[Dataset rows describing interfaces]
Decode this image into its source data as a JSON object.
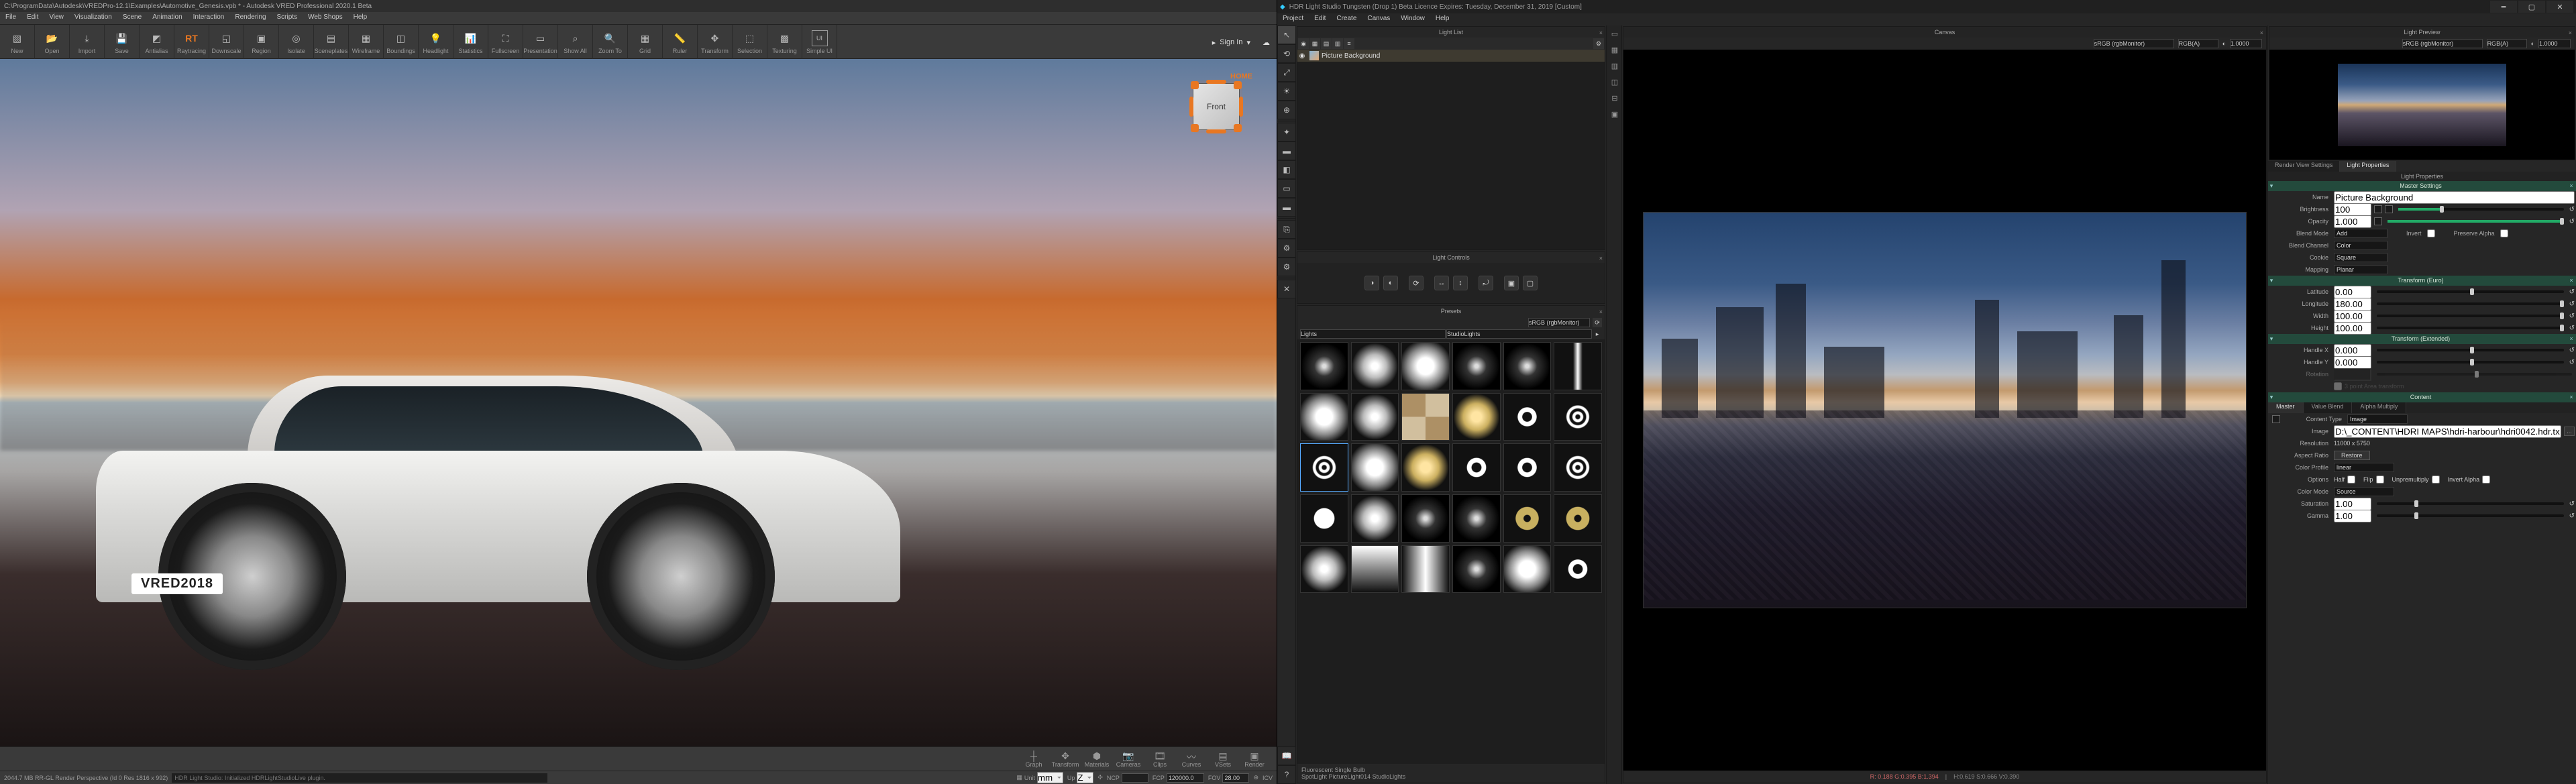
{
  "vred": {
    "title": "C:\\ProgramData\\Autodesk\\VREDPro-12.1\\Examples\\Automotive_Genesis.vpb * - Autodesk VRED Professional 2020.1 Beta",
    "menu": [
      "File",
      "Edit",
      "View",
      "Visualization",
      "Scene",
      "Animation",
      "Interaction",
      "Rendering",
      "Scripts",
      "Web Shops",
      "Help"
    ],
    "toolbar": [
      "New",
      "Open",
      "Import",
      "Save",
      "Antialias",
      "Raytracing",
      "Downscale",
      "Region",
      "Isolate",
      "Sceneplates",
      "Wireframe",
      "Boundings",
      "Headlight",
      "Statistics",
      "Fullscreen",
      "Presentation",
      "Show All",
      "Zoom To",
      "Grid",
      "Ruler",
      "Transform",
      "Selection",
      "Texturing",
      "Simple UI"
    ],
    "signin": "Sign In",
    "viewcube_face": "Front",
    "viewcube_home": "HOME",
    "plate_text": "VRED2018",
    "bottom_toolbar": [
      "Graph",
      "Transform",
      "Materials",
      "Cameras",
      "Clips",
      "Curves",
      "VSets",
      "Render"
    ],
    "statusbar_left": "2044.7 MB   RR-GL   Render Perspective (Id 0 Res 1816 x 992)",
    "log_line": "HDR Light Studio: Initialized HDRLightStudioLive plugin.",
    "bb": {
      "units_l": "Unit",
      "units_v": "mm",
      "up_l": "Up",
      "up_v": "Z",
      "ncp_l": "NCP",
      "fcp_l": "FCP",
      "fcp_v": "120000.0",
      "fov_l": "FOV",
      "fov_v": "28.00",
      "icv": "ICV"
    }
  },
  "hdrls": {
    "title": "HDR Light Studio Tungsten (Drop 1) Beta Licence Expires: Tuesday, December 31, 2019  [Custom]",
    "menu": [
      "Project",
      "Edit",
      "Create",
      "Canvas",
      "Window",
      "Help"
    ],
    "panels": {
      "lightlist": "Light List",
      "canvas": "Canvas",
      "preview": "Light Preview",
      "controls": "Light Controls",
      "presets": "Presets"
    },
    "lightlist_item": "Picture Background",
    "canvas_colorspace": "sRGB (rgbMonitor)",
    "canvas_rgb": "RGB(A)",
    "canvas_exposure": "1.0000",
    "canvas_status": {
      "rgb": "R: 0.188 G:0.395 B:1.394",
      "hsv": "H:0.619 S:0.666 V:0.390"
    },
    "presets_right": "sRGB (rgbMonitor)",
    "presets_cat1": "Lights",
    "presets_cat2": "StudioLights",
    "preset_hover": "Fluorescent Single Bulb",
    "preset_path": "SpotLight PictureLight014 StudioLights",
    "tabs_top": [
      "Render View Settings",
      "Light Properties"
    ],
    "subtabs": [
      "Master",
      "Value Blend",
      "Alpha Multiply"
    ],
    "light_properties_title": "Light Properties",
    "master_settings_head": "Master Settings",
    "transform_euro_head": "Transform (Euro)",
    "transform_ext_head": "Transform (Extended)",
    "content_head": "Content",
    "props": {
      "name_l": "Name",
      "name_v": "Picture Background",
      "brightness_l": "Brightness",
      "brightness_v": "100",
      "opacity_l": "Opacity",
      "opacity_v": "1.000",
      "blendmode_l": "Blend Mode",
      "blendmode_v": "Add",
      "invert_l": "Invert",
      "preserve_l": "Preserve Alpha",
      "blendch_l": "Blend Channel",
      "blendch_v": "Color",
      "cookie_l": "Cookie",
      "cookie_v": "Square",
      "mapping_l": "Mapping",
      "mapping_v": "Planar",
      "lat_l": "Latitude",
      "lat_v": "0.00",
      "lon_l": "Longitude",
      "lon_v": "180.00",
      "width_l": "Width",
      "width_v": "100.00",
      "height_l": "Height",
      "height_v": "100.00",
      "hx_l": "Handle X",
      "hx_v": "0.000",
      "hy_l": "Handle Y",
      "hy_v": "0.000",
      "contenttype_l": "Content Type",
      "contenttype_v": "Image",
      "image_l": "Image",
      "image_v": "D:\\_CONTENT\\HDRI MAPS\\hdri-harbour\\hdri0042.hdr.tx",
      "res_l": "Resolution",
      "res_v": "11000 x 5750",
      "aspect_l": "Aspect Ratio",
      "aspect_btn": "Restore",
      "cprofile_l": "Color Profile",
      "cprofile_v": "linear",
      "options_l": "Options",
      "half_l": "Half",
      "flip_l": "Flip",
      "unpre_l": "Unpremultiply",
      "invalpha_l": "Invert Alpha",
      "cmode_l": "Color Mode",
      "cmode_v": "Source",
      "sat_l": "Saturation",
      "sat_v": "1.00",
      "gamma_l": "Gamma",
      "gamma_v": "1.00"
    }
  }
}
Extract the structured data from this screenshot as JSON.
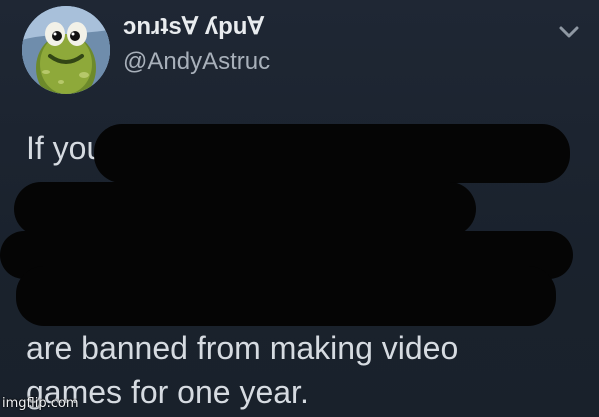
{
  "tweet": {
    "author_display_name": "ɔnɹʇs∀ ʎpu∀",
    "author_handle": "@AndyAstruc",
    "text_start": "If you",
    "text_line_2": "are banned from making video",
    "text_line_3": "games for one year."
  },
  "icons": {
    "menu": "chevron-down-icon"
  },
  "watermark": {
    "text": "imgflip.com"
  },
  "colors": {
    "background": "#1c2430",
    "redaction": "#050505",
    "primary_text": "#e9ecef",
    "secondary_text": "#a8b0ba"
  }
}
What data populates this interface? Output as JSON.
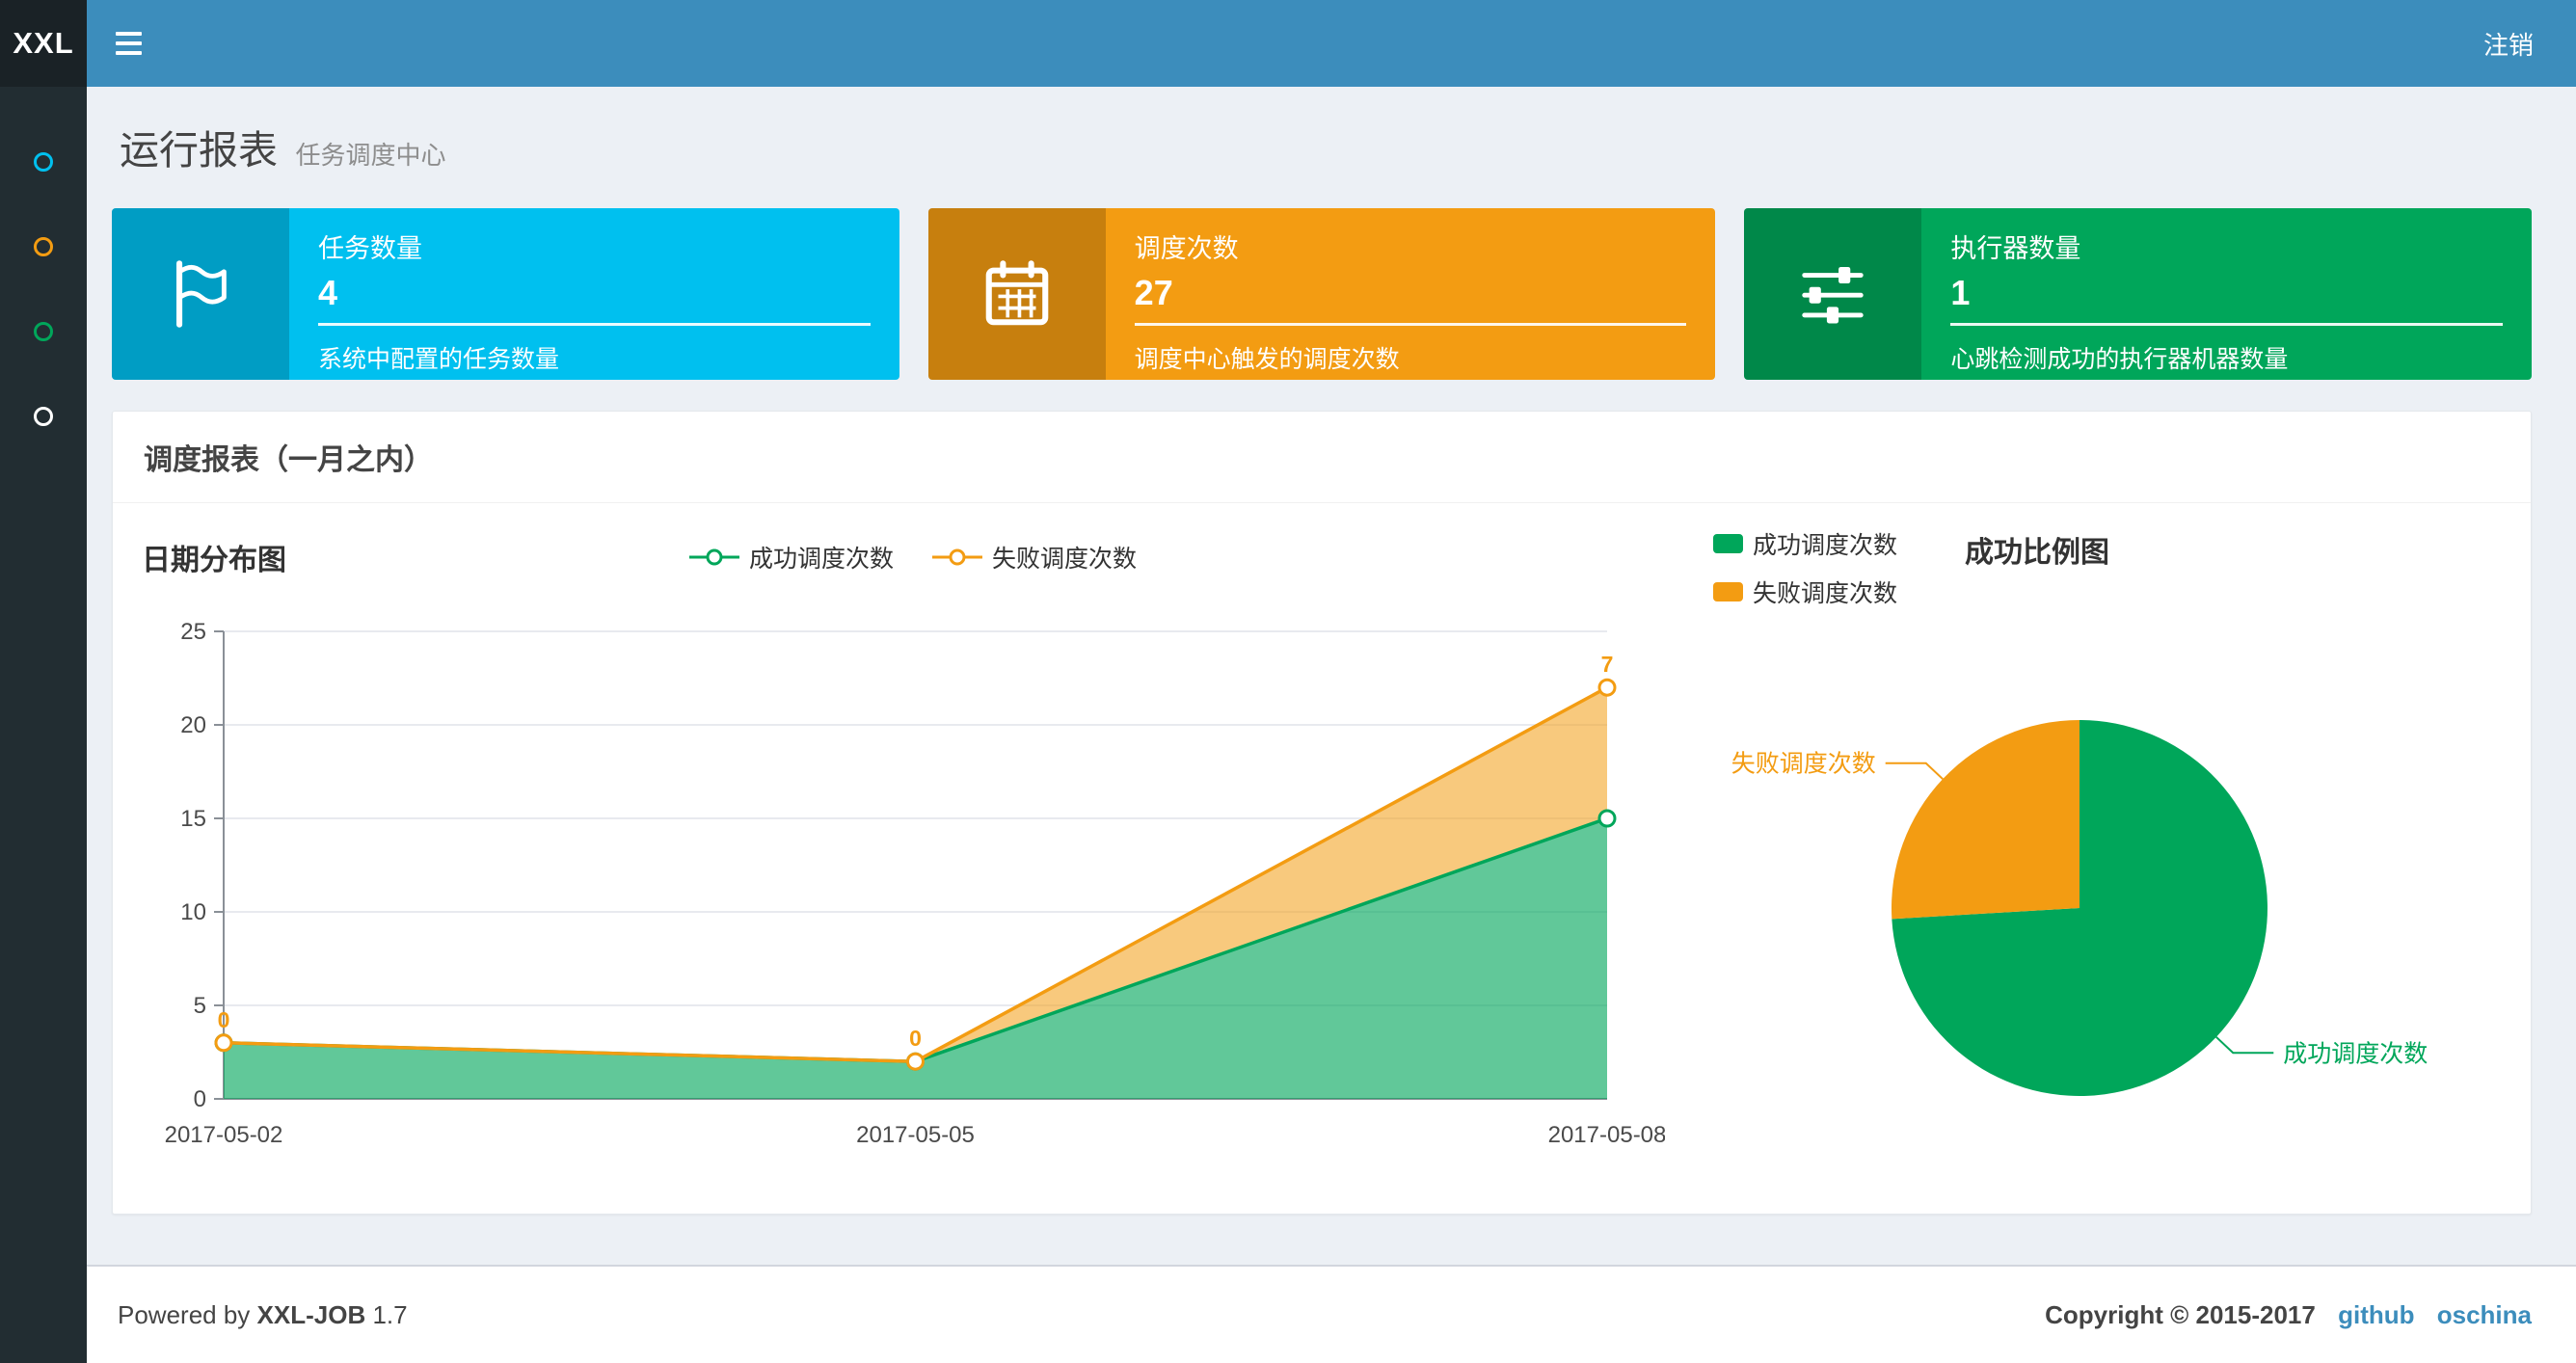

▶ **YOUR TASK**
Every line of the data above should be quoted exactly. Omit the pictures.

▶ **ANSWER TO THE PROBLEM**
Decode this image into its source data as a JSON object.
{
  "vred": {
    "title": "C:\\ProgramData\\Autodesk\\VREDPro-12.1\\Examples\\Automotive_Genesis.vpb * - Autodesk VRED Professional 2020.1 Beta",
    "menu": [
      "File",
      "Edit",
      "View",
      "Visualization",
      "Scene",
      "Animation",
      "Interaction",
      "Rendering",
      "Scripts",
      "Web Shops",
      "Help"
    ],
    "toolbar": [
      "New",
      "Open",
      "Import",
      "Save",
      "Antialias",
      "Raytracing",
      "Downscale",
      "Region",
      "Isolate",
      "Sceneplates",
      "Wireframe",
      "Boundings",
      "Headlight",
      "Statistics",
      "Fullscreen",
      "Presentation",
      "Show All",
      "Zoom To",
      "Grid",
      "Ruler",
      "Transform",
      "Selection",
      "Texturing",
      "Simple UI"
    ],
    "signin": "Sign In",
    "viewcube_face": "Front",
    "viewcube_home": "HOME",
    "plate_text": "VRED2018",
    "bottom_toolbar": [
      "Graph",
      "Transform",
      "Materials",
      "Cameras",
      "Clips",
      "Curves",
      "VSets",
      "Render"
    ],
    "statusbar_left": "2044.7 MB   RR-GL   Render Perspective (Id 0 Res 1816 x 992)",
    "log_line": "HDR Light Studio: Initialized HDRLightStudioLive plugin.",
    "bb": {
      "units_l": "Unit",
      "units_v": "mm",
      "up_l": "Up",
      "up_v": "Z",
      "ncp_l": "NCP",
      "fcp_l": "FCP",
      "fcp_v": "120000.0",
      "fov_l": "FOV",
      "fov_v": "28.00",
      "icv": "ICV"
    }
  },
  "hdrls": {
    "title": "HDR Light Studio Tungsten (Drop 1) Beta Licence Expires: Tuesday, December 31, 2019  [Custom]",
    "menu": [
      "Project",
      "Edit",
      "Create",
      "Canvas",
      "Window",
      "Help"
    ],
    "panels": {
      "lightlist": "Light List",
      "canvas": "Canvas",
      "preview": "Light Preview",
      "controls": "Light Controls",
      "presets": "Presets"
    },
    "lightlist_item": "Picture Background",
    "canvas_colorspace": "sRGB (rgbMonitor)",
    "canvas_rgb": "RGB(A)",
    "canvas_exposure": "1.0000",
    "canvas_status": {
      "rgb": "R: 0.188 G:0.395 B:1.394",
      "hsv": "H:0.619 S:0.666 V:0.390"
    },
    "presets_right": "sRGB (rgbMonitor)",
    "presets_cat1": "Lights",
    "presets_cat2": "StudioLights",
    "preset_hover": "Fluorescent Single Bulb",
    "preset_path": "SpotLight PictureLight014 StudioLights",
    "tabs_top": [
      "Render View Settings",
      "Light Properties"
    ],
    "subtabs": [
      "Master",
      "Value Blend",
      "Alpha Multiply"
    ],
    "light_properties_title": "Light Properties",
    "master_settings_head": "Master Settings",
    "transform_euro_head": "Transform (Euro)",
    "transform_ext_head": "Transform (Extended)",
    "content_head": "Content",
    "props": {
      "name_l": "Name",
      "name_v": "Picture Background",
      "brightness_l": "Brightness",
      "brightness_v": "100",
      "opacity_l": "Opacity",
      "opacity_v": "1.000",
      "blendmode_l": "Blend Mode",
      "blendmode_v": "Add",
      "invert_l": "Invert",
      "preserve_l": "Preserve Alpha",
      "blendch_l": "Blend Channel",
      "blendch_v": "Color",
      "cookie_l": "Cookie",
      "cookie_v": "Square",
      "mapping_l": "Mapping",
      "mapping_v": "Planar",
      "lat_l": "Latitude",
      "lat_v": "0.00",
      "lon_l": "Longitude",
      "lon_v": "180.00",
      "width_l": "Width",
      "width_v": "100.00",
      "height_l": "Height",
      "height_v": "100.00",
      "hx_l": "Handle X",
      "hx_v": "0.000",
      "hy_l": "Handle Y",
      "hy_v": "0.000",
      "contenttype_l": "Content Type",
      "contenttype_v": "Image",
      "image_l": "Image",
      "image_v": "D:\\_CONTENT\\HDRI MAPS\\hdri-harbour\\hdri0042.hdr.tx",
      "res_l": "Resolution",
      "res_v": "11000 x 5750",
      "aspect_l": "Aspect Ratio",
      "aspect_btn": "Restore",
      "cprofile_l": "Color Profile",
      "cprofile_v": "linear",
      "options_l": "Options",
      "half_l": "Half",
      "flip_l": "Flip",
      "unpre_l": "Unpremultiply",
      "invalpha_l": "Invert Alpha",
      "cmode_l": "Color Mode",
      "cmode_v": "Source",
      "sat_l": "Saturation",
      "sat_v": "1.00",
      "gamma_l": "Gamma",
      "gamma_v": "1.00"
    }
  }
}
Extract the structured data from this screenshot as JSON.
{
  "tweet": {
    "author_display_name": "ɔnɹʇs∀ ʎpu∀",
    "author_handle": "@AndyAstruc",
    "text_start": "If you",
    "text_line_2": "are banned from making video",
    "text_line_3": "games for one year."
  },
  "icons": {
    "menu": "chevron-down-icon"
  },
  "watermark": {
    "text": "imgflip.com"
  },
  "colors": {
    "background": "#1c2430",
    "redaction": "#050505",
    "primary_text": "#e9ecef",
    "secondary_text": "#a8b0ba"
  }
}
What data populates this interface? Output as JSON.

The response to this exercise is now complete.